In 2004, Retzloff reached out to Kamm, at an address in northern Michigan. More than a year later, he finally heard back. The problem, Retzloff recalls, was that Kamm was only going to be in the country for a few weeks before returning to Saudi Arabia, where he taught English. Retzloff dropped everything, hopped in the car, and set out to record an interview with Kamm. 

Jim Toy artwork and quote

An illustration of Jim Toy by Isabel Clare Paul.

“He brought out these photo albums, and there were people marching down Woodward,” Retzloff says. “I’d never seen them. They were extraordinary. A year later, I went back and scanned all these photos.” 

That’s also when he learned that Kamm had kept detailed diaries around the time of the march. He was reluctant to show them to Retzloff, who offered a suggestion: “I said, ‘How about if you read an entry to me, and I can ask you questions about it?’ He did, and one of his first entries was this detailed description of the day of the march.” The words from Kamm’s diaries appear throughout the new book. 

Another prominent figure in the book is Jim Toy, the co-founder of what was then called the Human Sexuality Office at U-M. It was the first campus office in the U.S. that aimed to serve LGBTQ+ students. Toy, a longtime activist based in Ann Arbor, was one of one of five speakers at the rally. 

“I know that gay stands for love, and that gay stands for life,” Toy said on that day in 1972. “Maybe that’s all I know, but that is all I need to know, and that is all you need to know. So, I ask you to come out—come out for love, come out for life.” 

Retzloff showed Toy the drawing that Paul made of him before the book was published. “He’s wearing a purple boa. He loved it,” Retzloff says. Toy died earlier this year. 

The comic ends with a panel quoting Kamm’s diary: “I feel I helped the cause, that the entire rally was a beautiful statement of homosexuals no longer hiding & taking the dirt of society. I feel that I & the entire group did something of great significance. 

“Indeed, everyone there Came Out.” 
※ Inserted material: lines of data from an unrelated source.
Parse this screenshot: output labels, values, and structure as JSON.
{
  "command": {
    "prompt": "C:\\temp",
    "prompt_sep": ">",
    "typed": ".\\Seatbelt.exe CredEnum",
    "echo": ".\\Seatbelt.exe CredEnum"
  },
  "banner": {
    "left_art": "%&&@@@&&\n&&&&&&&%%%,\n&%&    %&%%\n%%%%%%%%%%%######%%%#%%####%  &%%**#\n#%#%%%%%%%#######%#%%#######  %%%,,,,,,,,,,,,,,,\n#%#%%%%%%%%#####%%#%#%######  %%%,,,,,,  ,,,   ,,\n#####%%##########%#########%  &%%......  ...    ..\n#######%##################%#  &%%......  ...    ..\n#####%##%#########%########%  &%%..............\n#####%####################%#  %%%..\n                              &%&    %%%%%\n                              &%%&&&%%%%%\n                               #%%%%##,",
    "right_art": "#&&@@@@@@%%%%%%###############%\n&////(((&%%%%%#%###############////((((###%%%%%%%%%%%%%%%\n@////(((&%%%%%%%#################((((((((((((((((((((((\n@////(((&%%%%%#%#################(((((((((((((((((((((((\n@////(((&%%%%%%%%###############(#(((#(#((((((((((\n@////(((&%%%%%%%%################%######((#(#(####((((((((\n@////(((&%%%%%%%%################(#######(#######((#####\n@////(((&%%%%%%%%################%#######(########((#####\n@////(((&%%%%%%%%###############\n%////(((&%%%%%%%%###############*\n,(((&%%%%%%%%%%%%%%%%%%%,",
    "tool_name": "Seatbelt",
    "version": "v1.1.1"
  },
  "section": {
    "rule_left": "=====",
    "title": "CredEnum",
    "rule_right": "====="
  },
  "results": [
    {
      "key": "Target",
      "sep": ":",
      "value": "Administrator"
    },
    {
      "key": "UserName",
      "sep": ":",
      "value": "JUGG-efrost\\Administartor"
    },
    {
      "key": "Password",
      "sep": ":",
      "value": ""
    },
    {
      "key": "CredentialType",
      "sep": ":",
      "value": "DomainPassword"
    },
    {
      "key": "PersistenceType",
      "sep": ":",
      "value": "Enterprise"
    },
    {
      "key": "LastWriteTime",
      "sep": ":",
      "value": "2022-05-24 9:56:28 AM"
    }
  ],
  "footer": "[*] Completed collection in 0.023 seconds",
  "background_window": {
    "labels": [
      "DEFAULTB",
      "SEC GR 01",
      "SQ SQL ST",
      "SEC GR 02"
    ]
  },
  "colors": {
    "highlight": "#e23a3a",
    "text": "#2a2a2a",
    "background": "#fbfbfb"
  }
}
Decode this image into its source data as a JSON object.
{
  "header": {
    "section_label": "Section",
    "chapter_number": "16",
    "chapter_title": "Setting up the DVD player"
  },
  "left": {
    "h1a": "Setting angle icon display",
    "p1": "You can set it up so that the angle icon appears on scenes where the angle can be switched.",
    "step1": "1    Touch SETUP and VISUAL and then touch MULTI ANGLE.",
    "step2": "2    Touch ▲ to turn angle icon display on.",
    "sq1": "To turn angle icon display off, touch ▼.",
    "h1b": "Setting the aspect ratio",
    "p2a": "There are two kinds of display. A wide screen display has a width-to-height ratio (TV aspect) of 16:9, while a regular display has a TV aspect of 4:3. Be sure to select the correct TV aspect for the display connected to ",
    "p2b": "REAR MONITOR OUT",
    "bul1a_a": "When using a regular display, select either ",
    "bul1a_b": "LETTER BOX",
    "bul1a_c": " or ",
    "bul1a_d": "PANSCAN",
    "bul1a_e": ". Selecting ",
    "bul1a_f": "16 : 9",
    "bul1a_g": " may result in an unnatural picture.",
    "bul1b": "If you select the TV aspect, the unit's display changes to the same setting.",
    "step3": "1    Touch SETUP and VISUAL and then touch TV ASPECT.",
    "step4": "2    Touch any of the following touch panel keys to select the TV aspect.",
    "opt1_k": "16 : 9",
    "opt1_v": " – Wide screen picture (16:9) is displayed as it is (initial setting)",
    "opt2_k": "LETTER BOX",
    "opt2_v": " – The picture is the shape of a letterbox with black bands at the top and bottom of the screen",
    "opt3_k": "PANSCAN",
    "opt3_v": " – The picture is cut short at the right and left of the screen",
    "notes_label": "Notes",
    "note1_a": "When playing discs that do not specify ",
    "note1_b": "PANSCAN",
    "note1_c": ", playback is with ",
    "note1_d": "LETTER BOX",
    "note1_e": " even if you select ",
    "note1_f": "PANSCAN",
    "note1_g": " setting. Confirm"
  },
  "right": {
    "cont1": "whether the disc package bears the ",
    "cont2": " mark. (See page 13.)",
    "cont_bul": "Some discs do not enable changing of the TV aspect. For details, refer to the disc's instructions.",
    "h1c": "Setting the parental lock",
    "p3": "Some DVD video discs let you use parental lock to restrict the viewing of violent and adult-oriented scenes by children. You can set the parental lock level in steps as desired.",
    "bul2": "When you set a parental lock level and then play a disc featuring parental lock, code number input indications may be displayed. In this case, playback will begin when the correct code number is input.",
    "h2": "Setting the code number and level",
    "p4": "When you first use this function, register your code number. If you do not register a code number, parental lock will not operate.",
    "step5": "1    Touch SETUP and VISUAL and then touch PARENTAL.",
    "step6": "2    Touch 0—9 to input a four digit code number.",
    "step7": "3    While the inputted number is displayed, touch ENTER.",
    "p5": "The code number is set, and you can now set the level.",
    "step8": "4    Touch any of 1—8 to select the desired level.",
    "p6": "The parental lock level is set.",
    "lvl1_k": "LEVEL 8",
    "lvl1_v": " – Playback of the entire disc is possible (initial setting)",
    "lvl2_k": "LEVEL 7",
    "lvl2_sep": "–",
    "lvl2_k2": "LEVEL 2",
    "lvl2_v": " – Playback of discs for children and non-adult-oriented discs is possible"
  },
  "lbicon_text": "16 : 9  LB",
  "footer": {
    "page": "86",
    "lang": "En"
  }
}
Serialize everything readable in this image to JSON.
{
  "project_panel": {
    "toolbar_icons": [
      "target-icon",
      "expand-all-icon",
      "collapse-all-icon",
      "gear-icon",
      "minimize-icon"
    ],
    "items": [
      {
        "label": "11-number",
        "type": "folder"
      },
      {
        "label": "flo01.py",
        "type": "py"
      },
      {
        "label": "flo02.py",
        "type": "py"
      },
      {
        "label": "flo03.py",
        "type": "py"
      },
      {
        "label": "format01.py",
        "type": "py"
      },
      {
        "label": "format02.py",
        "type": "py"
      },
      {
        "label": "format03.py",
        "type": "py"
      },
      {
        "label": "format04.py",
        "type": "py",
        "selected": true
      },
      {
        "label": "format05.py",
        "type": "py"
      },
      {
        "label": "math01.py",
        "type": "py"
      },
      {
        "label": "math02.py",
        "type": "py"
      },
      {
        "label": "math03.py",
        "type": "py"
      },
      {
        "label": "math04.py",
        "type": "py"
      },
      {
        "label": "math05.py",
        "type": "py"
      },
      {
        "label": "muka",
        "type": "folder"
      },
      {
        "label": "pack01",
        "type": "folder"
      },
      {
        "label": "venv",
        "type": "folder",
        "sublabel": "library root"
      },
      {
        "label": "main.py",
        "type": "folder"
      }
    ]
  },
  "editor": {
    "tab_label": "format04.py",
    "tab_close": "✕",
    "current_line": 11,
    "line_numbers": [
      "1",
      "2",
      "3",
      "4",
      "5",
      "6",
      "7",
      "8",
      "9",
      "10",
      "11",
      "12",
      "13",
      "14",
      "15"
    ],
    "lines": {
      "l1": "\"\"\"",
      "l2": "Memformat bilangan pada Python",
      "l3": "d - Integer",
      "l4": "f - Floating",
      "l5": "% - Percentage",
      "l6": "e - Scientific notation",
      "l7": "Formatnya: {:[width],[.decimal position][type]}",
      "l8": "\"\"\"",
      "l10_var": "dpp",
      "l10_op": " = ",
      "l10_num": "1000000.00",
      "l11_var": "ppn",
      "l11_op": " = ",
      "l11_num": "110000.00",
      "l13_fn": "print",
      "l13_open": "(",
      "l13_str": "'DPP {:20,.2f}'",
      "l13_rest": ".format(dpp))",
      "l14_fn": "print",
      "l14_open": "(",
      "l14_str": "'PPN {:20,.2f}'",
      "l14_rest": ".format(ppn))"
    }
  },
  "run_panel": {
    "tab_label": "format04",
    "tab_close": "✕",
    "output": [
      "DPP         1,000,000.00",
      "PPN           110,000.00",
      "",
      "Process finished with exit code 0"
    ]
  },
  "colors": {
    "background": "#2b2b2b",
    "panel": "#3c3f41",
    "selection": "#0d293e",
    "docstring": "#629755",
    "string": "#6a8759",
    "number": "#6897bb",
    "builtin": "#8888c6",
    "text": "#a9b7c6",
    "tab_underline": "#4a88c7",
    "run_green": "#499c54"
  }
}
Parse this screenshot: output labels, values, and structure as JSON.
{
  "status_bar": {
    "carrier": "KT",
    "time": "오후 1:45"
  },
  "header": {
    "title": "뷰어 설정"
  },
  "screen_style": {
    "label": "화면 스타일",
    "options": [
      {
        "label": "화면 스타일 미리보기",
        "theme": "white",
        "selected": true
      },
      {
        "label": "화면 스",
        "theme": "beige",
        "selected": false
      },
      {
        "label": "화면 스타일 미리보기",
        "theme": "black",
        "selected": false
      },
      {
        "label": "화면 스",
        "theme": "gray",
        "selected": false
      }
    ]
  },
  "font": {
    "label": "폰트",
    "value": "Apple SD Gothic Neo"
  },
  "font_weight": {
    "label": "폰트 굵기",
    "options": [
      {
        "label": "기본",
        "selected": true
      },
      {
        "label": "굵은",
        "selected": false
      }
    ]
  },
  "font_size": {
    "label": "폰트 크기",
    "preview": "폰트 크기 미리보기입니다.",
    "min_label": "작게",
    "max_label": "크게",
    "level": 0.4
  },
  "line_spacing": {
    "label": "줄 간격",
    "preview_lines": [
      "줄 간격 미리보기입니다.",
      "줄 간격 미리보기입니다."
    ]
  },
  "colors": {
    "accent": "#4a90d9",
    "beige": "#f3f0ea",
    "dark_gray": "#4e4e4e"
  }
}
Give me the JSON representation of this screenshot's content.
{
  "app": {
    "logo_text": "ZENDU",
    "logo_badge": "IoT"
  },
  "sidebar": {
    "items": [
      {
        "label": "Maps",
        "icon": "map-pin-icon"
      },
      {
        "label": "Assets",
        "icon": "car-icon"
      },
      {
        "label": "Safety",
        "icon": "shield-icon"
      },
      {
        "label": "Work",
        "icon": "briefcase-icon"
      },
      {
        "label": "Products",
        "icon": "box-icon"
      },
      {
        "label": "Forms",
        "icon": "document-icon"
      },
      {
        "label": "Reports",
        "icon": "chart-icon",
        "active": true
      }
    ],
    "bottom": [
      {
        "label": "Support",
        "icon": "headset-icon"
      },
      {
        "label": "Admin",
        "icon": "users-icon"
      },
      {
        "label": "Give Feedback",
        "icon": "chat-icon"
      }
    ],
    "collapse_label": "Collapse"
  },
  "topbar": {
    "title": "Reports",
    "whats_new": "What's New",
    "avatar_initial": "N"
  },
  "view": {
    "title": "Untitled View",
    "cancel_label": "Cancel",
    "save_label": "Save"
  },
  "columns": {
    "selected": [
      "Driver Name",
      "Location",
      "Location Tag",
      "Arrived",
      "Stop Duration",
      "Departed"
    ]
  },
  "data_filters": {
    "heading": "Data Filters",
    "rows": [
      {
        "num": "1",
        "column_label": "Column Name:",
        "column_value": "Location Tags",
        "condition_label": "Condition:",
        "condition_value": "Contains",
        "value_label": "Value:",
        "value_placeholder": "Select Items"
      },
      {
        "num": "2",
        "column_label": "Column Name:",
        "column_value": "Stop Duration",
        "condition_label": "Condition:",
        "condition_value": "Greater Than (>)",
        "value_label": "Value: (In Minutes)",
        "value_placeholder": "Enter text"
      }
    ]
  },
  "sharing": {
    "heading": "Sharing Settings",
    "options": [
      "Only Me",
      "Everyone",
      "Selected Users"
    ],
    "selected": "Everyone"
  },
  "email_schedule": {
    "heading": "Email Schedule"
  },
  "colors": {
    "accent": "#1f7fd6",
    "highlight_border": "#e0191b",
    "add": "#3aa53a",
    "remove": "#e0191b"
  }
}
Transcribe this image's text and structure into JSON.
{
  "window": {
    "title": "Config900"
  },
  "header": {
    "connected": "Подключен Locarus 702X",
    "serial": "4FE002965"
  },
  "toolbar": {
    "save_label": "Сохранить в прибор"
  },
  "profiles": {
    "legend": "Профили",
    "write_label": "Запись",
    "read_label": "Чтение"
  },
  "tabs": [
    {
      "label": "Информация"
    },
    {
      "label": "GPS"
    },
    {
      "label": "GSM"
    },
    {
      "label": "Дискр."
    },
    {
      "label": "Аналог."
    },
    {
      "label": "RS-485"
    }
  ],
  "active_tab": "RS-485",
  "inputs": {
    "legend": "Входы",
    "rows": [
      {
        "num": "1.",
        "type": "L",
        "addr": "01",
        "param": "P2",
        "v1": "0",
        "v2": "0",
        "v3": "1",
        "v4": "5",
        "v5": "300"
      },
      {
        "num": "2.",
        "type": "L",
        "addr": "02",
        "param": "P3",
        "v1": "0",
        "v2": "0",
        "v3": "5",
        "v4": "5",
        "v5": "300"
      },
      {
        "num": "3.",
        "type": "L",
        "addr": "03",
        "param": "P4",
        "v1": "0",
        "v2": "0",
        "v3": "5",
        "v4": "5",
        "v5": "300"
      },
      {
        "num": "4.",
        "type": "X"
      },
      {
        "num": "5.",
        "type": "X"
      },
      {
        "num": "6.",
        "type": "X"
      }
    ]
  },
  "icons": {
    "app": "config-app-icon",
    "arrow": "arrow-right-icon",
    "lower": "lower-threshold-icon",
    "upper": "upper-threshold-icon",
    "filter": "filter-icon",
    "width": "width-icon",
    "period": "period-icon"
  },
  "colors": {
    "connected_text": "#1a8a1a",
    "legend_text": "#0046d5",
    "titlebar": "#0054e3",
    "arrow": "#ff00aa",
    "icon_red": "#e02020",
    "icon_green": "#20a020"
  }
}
Come Out! In Detroit has been funded in part by a Michigan Humanities Grant. Some 20,000 copies of the book were distributed at Free Comic Book Day in May 2022, as well as Pride events, community centers, libraries, and bookstores. Retzloff’s collection of oral histories has been donated to the Bentley Historical Library; most of the collection is closed to research until later in 2022, with some portions becoming available in 2028.